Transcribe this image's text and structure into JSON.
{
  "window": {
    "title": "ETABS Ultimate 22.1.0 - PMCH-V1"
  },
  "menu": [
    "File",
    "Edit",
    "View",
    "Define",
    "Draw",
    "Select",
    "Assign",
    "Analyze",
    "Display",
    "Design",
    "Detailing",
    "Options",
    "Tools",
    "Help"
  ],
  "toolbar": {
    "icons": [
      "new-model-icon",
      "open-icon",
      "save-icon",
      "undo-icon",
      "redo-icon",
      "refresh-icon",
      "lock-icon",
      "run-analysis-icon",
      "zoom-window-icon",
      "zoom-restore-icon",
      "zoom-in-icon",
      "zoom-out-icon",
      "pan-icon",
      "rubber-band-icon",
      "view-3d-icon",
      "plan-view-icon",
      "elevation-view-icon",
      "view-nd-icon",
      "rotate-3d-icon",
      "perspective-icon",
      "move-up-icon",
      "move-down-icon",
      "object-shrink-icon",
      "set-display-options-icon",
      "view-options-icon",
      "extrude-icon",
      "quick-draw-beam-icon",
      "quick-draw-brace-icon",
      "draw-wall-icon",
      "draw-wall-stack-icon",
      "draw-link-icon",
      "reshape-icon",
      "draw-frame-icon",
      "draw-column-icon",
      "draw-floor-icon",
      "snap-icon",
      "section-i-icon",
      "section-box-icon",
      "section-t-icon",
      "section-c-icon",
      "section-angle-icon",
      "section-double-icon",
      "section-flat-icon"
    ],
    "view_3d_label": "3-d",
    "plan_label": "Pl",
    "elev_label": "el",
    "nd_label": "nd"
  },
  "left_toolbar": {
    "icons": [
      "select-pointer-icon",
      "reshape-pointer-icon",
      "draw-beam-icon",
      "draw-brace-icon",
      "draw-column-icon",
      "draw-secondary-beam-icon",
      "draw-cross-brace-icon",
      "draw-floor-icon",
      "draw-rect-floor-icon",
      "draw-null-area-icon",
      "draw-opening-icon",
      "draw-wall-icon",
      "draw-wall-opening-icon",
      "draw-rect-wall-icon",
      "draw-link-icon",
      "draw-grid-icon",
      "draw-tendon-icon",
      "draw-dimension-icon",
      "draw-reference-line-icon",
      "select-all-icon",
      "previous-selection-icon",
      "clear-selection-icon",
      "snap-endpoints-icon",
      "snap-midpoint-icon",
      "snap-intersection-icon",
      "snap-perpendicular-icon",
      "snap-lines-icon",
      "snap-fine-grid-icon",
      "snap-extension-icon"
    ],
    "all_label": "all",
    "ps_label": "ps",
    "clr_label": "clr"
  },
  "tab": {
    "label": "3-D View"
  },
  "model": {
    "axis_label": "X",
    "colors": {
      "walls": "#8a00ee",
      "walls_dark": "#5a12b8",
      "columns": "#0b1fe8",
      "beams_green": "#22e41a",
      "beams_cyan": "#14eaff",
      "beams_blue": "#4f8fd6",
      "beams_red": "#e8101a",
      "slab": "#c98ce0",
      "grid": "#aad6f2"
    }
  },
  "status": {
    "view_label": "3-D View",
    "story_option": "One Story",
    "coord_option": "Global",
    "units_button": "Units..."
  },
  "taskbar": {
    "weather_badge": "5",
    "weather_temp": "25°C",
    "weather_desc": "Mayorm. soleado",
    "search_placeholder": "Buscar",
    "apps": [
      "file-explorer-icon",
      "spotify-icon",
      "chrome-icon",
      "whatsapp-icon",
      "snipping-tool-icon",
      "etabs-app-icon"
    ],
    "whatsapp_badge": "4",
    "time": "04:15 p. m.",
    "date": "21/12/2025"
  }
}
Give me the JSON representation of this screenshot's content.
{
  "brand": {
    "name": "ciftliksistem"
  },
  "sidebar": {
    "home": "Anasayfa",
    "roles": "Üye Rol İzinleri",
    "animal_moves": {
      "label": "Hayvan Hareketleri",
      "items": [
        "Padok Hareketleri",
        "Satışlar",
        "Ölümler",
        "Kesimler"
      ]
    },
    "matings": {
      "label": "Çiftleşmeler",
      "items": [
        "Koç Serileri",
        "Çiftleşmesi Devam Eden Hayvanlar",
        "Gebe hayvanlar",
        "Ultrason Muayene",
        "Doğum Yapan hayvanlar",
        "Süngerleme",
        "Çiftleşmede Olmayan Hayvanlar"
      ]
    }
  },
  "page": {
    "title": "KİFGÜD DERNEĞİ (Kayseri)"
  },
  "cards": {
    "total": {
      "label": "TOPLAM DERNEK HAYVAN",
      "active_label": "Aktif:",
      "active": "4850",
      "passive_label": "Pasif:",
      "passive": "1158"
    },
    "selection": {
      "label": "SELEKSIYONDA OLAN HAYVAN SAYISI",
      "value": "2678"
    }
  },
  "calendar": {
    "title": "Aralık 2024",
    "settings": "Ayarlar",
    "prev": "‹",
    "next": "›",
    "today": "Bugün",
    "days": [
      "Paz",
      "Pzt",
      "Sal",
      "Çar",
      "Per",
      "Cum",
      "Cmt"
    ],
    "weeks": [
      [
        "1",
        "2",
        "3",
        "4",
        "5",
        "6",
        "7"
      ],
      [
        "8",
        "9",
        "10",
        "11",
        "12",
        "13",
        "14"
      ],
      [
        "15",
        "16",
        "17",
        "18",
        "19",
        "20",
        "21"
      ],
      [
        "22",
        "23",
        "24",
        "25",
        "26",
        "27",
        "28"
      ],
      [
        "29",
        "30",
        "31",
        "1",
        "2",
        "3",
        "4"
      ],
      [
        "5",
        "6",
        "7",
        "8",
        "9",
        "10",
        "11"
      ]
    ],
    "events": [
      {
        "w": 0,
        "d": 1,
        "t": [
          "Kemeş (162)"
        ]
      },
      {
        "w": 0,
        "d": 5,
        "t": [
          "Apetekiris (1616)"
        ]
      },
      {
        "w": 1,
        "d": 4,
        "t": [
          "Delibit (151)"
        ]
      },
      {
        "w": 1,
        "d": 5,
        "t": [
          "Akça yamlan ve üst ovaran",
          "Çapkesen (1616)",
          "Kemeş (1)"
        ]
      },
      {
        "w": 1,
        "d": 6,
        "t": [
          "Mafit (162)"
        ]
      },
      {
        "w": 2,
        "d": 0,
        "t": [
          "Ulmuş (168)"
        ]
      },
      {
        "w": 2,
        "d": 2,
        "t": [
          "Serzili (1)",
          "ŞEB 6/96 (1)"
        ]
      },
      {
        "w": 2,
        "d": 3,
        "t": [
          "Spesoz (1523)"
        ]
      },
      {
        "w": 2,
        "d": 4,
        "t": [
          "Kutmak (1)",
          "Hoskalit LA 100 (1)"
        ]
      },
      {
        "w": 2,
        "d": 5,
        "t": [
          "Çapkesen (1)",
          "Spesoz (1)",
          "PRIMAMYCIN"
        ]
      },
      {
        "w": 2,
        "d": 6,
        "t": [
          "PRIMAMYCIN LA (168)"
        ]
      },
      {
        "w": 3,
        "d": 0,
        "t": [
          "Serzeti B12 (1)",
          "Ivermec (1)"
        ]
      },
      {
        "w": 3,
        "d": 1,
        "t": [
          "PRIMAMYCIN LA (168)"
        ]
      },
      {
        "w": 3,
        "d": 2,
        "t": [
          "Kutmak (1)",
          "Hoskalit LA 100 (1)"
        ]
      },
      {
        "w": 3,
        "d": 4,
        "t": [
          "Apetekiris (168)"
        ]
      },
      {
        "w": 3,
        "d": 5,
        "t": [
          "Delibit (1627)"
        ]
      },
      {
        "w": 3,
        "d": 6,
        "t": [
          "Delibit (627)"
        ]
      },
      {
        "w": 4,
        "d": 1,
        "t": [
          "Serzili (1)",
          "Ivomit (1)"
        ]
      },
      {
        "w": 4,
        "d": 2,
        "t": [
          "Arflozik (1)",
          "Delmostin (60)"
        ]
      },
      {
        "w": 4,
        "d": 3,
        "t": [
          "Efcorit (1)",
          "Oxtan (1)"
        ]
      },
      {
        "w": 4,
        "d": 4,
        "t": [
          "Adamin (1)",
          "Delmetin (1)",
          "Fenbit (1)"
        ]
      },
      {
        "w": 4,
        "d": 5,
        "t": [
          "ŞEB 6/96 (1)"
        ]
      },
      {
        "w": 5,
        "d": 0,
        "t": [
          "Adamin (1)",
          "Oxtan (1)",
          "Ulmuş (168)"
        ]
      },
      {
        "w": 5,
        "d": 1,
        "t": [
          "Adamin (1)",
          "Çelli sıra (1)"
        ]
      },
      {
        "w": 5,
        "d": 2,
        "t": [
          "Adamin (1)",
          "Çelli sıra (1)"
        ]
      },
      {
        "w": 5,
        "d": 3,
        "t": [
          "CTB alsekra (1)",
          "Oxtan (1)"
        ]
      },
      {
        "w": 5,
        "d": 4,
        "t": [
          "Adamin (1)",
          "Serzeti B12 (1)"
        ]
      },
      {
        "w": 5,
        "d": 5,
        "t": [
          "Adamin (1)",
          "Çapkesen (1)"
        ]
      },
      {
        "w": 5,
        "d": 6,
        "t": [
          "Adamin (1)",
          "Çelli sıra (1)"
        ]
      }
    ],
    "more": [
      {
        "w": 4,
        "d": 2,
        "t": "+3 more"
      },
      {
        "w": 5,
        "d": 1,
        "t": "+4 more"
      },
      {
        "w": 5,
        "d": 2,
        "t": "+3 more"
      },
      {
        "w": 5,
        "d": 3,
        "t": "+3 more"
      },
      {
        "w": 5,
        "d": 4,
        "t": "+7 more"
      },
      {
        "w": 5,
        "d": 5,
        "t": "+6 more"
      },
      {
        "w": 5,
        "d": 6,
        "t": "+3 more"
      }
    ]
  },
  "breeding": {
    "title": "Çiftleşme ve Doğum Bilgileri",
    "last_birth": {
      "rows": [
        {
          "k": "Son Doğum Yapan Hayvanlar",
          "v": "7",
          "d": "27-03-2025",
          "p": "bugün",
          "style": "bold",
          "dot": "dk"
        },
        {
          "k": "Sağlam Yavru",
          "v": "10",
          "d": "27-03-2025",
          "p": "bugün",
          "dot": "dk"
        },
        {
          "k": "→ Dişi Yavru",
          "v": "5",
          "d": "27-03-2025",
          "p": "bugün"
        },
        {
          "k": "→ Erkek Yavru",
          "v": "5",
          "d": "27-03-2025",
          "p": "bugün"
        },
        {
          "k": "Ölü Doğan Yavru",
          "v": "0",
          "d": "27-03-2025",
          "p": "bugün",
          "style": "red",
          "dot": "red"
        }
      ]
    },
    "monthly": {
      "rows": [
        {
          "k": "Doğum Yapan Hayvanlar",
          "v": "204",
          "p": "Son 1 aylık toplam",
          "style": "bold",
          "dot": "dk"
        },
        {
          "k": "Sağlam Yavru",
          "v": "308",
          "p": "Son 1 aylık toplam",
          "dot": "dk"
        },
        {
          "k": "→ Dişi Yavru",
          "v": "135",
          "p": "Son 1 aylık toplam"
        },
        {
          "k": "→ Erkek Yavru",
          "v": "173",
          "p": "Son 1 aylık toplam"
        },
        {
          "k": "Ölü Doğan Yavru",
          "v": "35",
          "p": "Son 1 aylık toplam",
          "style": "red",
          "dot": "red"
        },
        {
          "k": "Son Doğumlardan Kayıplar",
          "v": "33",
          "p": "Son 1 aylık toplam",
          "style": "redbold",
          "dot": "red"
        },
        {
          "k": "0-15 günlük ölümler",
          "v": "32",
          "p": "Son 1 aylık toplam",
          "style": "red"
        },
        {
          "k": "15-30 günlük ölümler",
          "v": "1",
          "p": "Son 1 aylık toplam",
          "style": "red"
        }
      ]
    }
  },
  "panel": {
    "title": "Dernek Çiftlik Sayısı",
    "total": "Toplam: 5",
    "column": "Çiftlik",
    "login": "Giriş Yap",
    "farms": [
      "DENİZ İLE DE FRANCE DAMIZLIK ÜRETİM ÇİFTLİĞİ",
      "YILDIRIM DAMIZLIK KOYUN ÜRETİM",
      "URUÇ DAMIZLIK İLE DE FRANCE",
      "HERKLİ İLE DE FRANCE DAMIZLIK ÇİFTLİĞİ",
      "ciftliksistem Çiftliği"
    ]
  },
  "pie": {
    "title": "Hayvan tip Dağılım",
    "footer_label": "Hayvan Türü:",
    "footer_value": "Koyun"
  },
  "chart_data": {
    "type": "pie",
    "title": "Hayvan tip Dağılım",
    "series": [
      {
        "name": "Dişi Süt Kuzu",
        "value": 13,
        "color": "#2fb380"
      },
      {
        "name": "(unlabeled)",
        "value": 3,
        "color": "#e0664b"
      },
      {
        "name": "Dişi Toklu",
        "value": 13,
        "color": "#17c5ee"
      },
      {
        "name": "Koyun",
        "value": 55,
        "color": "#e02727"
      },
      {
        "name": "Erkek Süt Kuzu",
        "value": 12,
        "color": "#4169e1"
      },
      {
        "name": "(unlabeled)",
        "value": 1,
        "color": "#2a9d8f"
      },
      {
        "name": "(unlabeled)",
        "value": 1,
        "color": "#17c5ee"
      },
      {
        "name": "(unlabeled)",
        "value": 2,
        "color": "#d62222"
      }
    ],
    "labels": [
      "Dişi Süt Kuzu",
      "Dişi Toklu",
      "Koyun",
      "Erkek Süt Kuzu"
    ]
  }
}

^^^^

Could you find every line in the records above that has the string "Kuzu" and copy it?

        "name": "Dişi Süt Kuzu",
        "name": "Erkek Süt Kuzu",
      "Dişi Süt Kuzu",
      "Erkek Süt Kuzu"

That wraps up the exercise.